Anyone familiar with Castletown Parklands might on a sunny day in the past, have sat or ‘picnicked’ on the grass front lawn between the high hedge and Castletown House (begun 1722)  and looked admiringly towards the fine ‘old building’ which seems to have been standing there forever.

But did you know that right underneath where you were sitting on the front lawn, is evidence for much older human activity at Castletown, dating to the very Early Bronze (Age 2,200 – 1800BC)   astonishingly about 4,200 years ago!

Several years ago during landscape works on the front lawn, remains of a Bronze Age burial site were discovered, lying only 30cm under the existing grass sod. As a result an 8 metre by 9 metre area of the grass lawn was archaeologically excavated in order to analyse and record the extent of these burials within this area limit.

“A total of 11 individuals were identified which consisted of three inhumation burials (i.e in-tact skeletal remains) lying on their right side and facing east. Of the three burials, two were in a crouched position, with only one inhumation placed in a stone- lined pit grave.

The remaining eight individuals were cremated and ashes placed in a series of four simple unlined pits, while all but one of the four cremation pits contained several individuals. ‘

Of the eleven individuals identified during the excavation:

Three were three adult males, six others were adults whose sex could not be identified, and two were juveniles, one aged about 5 years old who was buried with two adults, and one aged about 10 years old buried with an adult male.”  Ref: Melanie McQuade ADS Report)

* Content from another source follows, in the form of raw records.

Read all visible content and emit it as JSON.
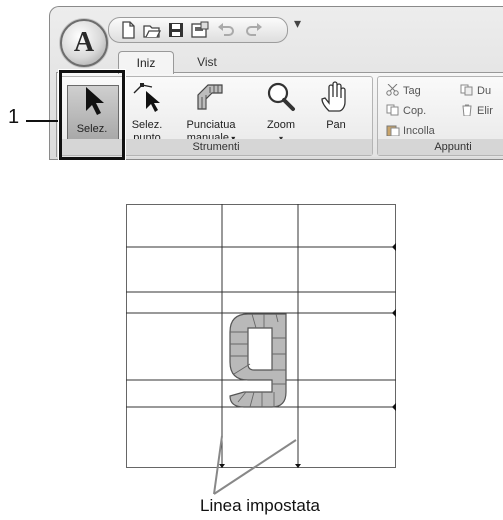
{
  "ribbon": {
    "app_button_letter": "A",
    "quick_access_icons": [
      "new-document-icon",
      "open-folder-icon",
      "save-icon",
      "save-as-icon",
      "undo-icon",
      "redo-icon"
    ],
    "tabs": [
      {
        "label": "Iniz",
        "active": true
      },
      {
        "label": "Vist",
        "active": false
      }
    ],
    "groups": {
      "strumenti": {
        "label": "Strumenti",
        "buttons": [
          {
            "label": "Selez.",
            "icon": "arrow-cursor-icon",
            "has_dropdown": true,
            "selected": true
          },
          {
            "label_line1": "Selez.",
            "label_line2": "punto",
            "icon": "select-point-icon"
          },
          {
            "label_line1": "Punciatua",
            "label_line2": "manuale",
            "icon": "manual-punch-icon",
            "has_dropdown": true
          },
          {
            "label": "Zoom",
            "icon": "magnifier-icon",
            "has_dropdown": true
          },
          {
            "label": "Pan",
            "icon": "hand-icon"
          }
        ]
      },
      "appunti": {
        "label": "Appunti",
        "items": [
          {
            "label": "Tag",
            "icon": "scissors-icon"
          },
          {
            "label": "Cop.",
            "icon": "copy-icon"
          },
          {
            "label": "Incolla",
            "icon": "paste-icon"
          },
          {
            "label": "Du",
            "icon": "duplicate-icon"
          },
          {
            "label": "Elir",
            "icon": "delete-icon"
          }
        ]
      }
    }
  },
  "callout": {
    "number": "1"
  },
  "annotation": {
    "text": "Linea impostata"
  },
  "colors": {
    "glyph_fill": "#b9b9b9",
    "glyph_stroke": "#555555",
    "grid_line": "#333333"
  }
}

In one of the inhumation burials a bowl food vessel was placed at the back of the skull, and in another a vase food vessel was placed by the hip. These pottery objects were interred with the bodies and considered to provide food in the afterlife. Apart from pottery remains there was no other objects found in the graves. The pottery vessels were highly decorated with comb-impressed line decoration.

Some butchered pig, sheep and cattle burnt- bone fragments were noted in with the cremation burials, most likely the residue of food consumed at the time and accidently included in the burial fill.

The Bronze Age burials uncovered at Castletown are only a small section of a much larger Early Bronze Age flat cemetery site that exists in this location. There was no evidence for an overlying mound or enclosing ditch generally a  feature of Bronze Age burial sites, however if they did exist, it is likely they were levelled during the later extensive building and landscaping  works on the Castletown lands.

So, in the spirit of ‘when we travel again’, next time you able to visit Castletown Parkland, see if you can find the brass plaque that marks the spot where this Bronze Age burials lie underground!

by Helen Kehoe